→ AIM OF THE EXERCISE
Only the total should be returned: the number of lines in the data that hold the string "écran".

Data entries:
═══

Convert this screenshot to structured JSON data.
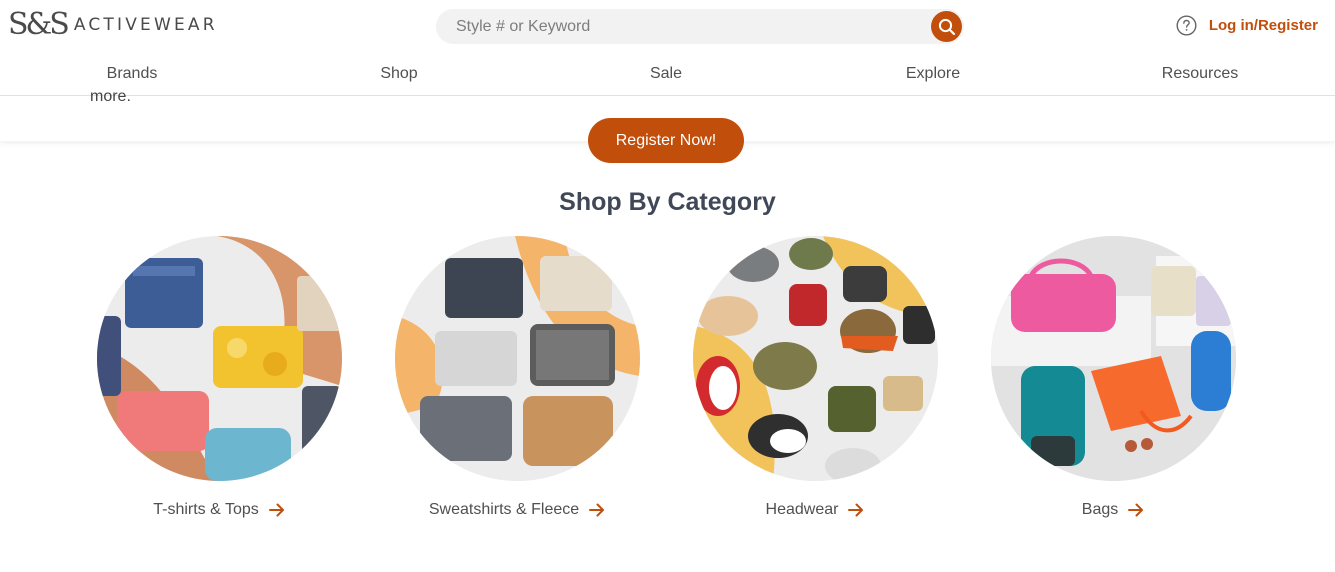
{
  "header": {
    "logo_mark": "S&S",
    "logo_text": "ACTIVEWEAR",
    "search_placeholder": "Style # or Keyword",
    "login_label": "Log in/Register"
  },
  "nav": {
    "items": [
      "Brands",
      "Shop",
      "Sale",
      "Explore",
      "Resources"
    ]
  },
  "promo": {
    "cut_text": "more.",
    "register_label": "Register Now!"
  },
  "categories": {
    "title": "Shop By Category",
    "items": [
      {
        "label": "T-shirts & Tops"
      },
      {
        "label": "Sweatshirts & Fleece"
      },
      {
        "label": "Headwear"
      },
      {
        "label": "Bags"
      }
    ]
  },
  "colors": {
    "accent": "#c24e0b",
    "title": "#404858",
    "text": "#505050"
  }
}
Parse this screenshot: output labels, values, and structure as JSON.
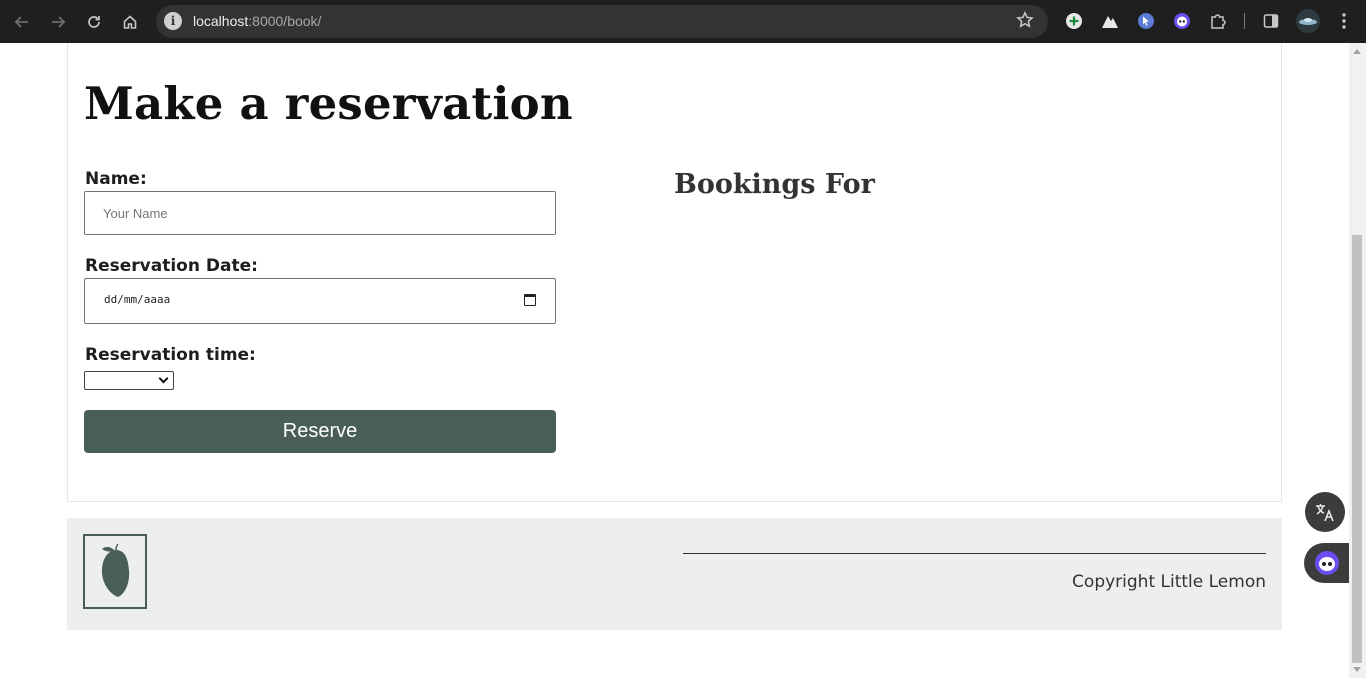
{
  "browser": {
    "url_host": "localhost",
    "url_path": ":8000/book/",
    "back_icon": "arrow-left-icon",
    "forward_icon": "arrow-right-icon",
    "reload_icon": "reload-icon",
    "home_icon": "home-icon",
    "info_icon": "info-icon",
    "info_glyph": "i",
    "bookmark_icon": "star-icon",
    "extensions": [
      "plus-circle-icon",
      "mountain-icon",
      "cursor-icon",
      "bot-icon",
      "puzzle-icon"
    ],
    "side_panel_icon": "side-panel-icon",
    "menu_icon": "kebab-menu-icon"
  },
  "page": {
    "title": "Make a reservation",
    "form": {
      "name_label": "Name:",
      "name_placeholder": "Your Name",
      "date_label": "Reservation Date:",
      "date_placeholder": "dd/mm/aaaa",
      "time_label": "Reservation time:",
      "time_selected": "",
      "submit_label": "Reserve"
    },
    "bookings_title": "Bookings For"
  },
  "footer": {
    "logo_icon": "lemon-icon",
    "copyright": "Copyright Little Lemon"
  },
  "colors": {
    "brand_green": "#495e57",
    "footer_bg": "#edefee"
  }
}
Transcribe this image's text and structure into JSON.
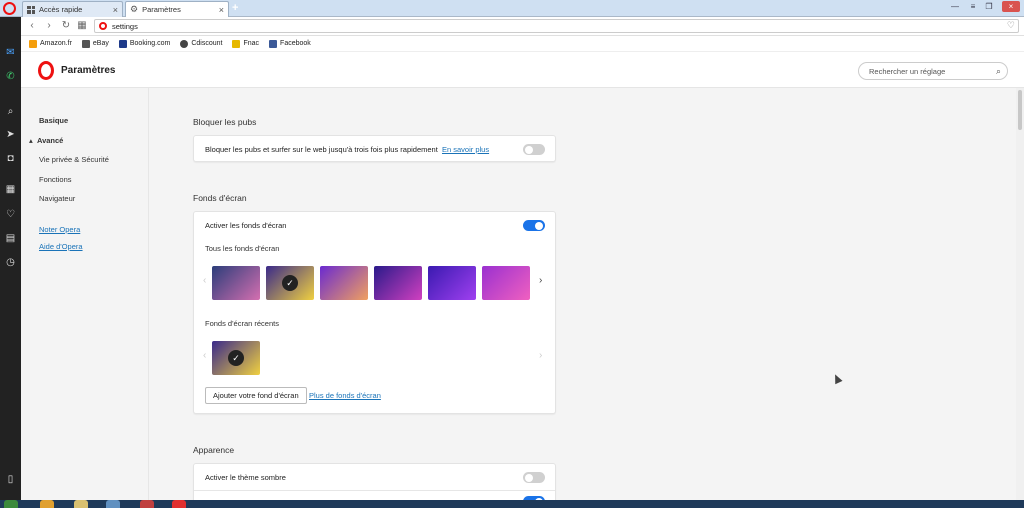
{
  "tabs": [
    {
      "label": "Accès rapide",
      "icon": "grid-icon",
      "active": false
    },
    {
      "label": "Paramètres",
      "icon": "gear-icon",
      "active": true
    }
  ],
  "window_controls": [
    "minimize",
    "restore",
    "close"
  ],
  "address": {
    "value": "settings"
  },
  "bookmarks": [
    {
      "label": "Amazon.fr",
      "color": "#f59e0b"
    },
    {
      "label": "eBay",
      "color": "#555555"
    },
    {
      "label": "Booking.com",
      "color": "#1e3a8a"
    },
    {
      "label": "Cdiscount",
      "color": "#444444"
    },
    {
      "label": "Fnac",
      "color": "#e6b800"
    },
    {
      "label": "Facebook",
      "color": "#3b5998"
    }
  ],
  "header": {
    "title": "Paramètres",
    "search_placeholder": "Rechercher un réglage"
  },
  "menu": {
    "basic": "Basique",
    "advanced": "Avancé",
    "items": [
      "Vie privée & Sécurité",
      "Fonctions",
      "Navigateur"
    ],
    "links": [
      "Noter Opera",
      "Aide d'Opera"
    ]
  },
  "ads": {
    "section_title": "Bloquer les pubs",
    "row_text": "Bloquer les pubs et surfer sur le web jusqu'à trois fois plus rapidement",
    "learn_more": "En savoir plus",
    "enabled": false
  },
  "wallpapers": {
    "section_title": "Fonds d'écran",
    "enable_label": "Activer les fonds d'écran",
    "enabled": true,
    "all_label": "Tous les fonds d'écran",
    "recent_label": "Fonds d'écran récents",
    "add_button": "Ajouter votre fond d'écran",
    "more_link": "Plus de fonds d'écran",
    "all_thumbs": [
      {
        "from": "#2b3d7a",
        "to": "#d46fb0",
        "selected": false
      },
      {
        "from": "#3a2a8a",
        "to": "#f0d040",
        "selected": true
      },
      {
        "from": "#6a2ad0",
        "to": "#f0a060",
        "selected": false
      },
      {
        "from": "#2a1a8a",
        "to": "#d040c0",
        "selected": false
      },
      {
        "from": "#3a1ab0",
        "to": "#a040f0",
        "selected": false
      },
      {
        "from": "#9a30d0",
        "to": "#f060c0",
        "selected": false
      }
    ],
    "recent_thumbs": [
      {
        "from": "#3a2a8a",
        "to": "#f0d040",
        "selected": true
      }
    ]
  },
  "appearance": {
    "section_title": "Apparence",
    "dark_theme_label": "Activer le thème sombre",
    "dark_enabled": false
  },
  "accent_color": "#1a73e8"
}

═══

→ TASK OUTPUT
6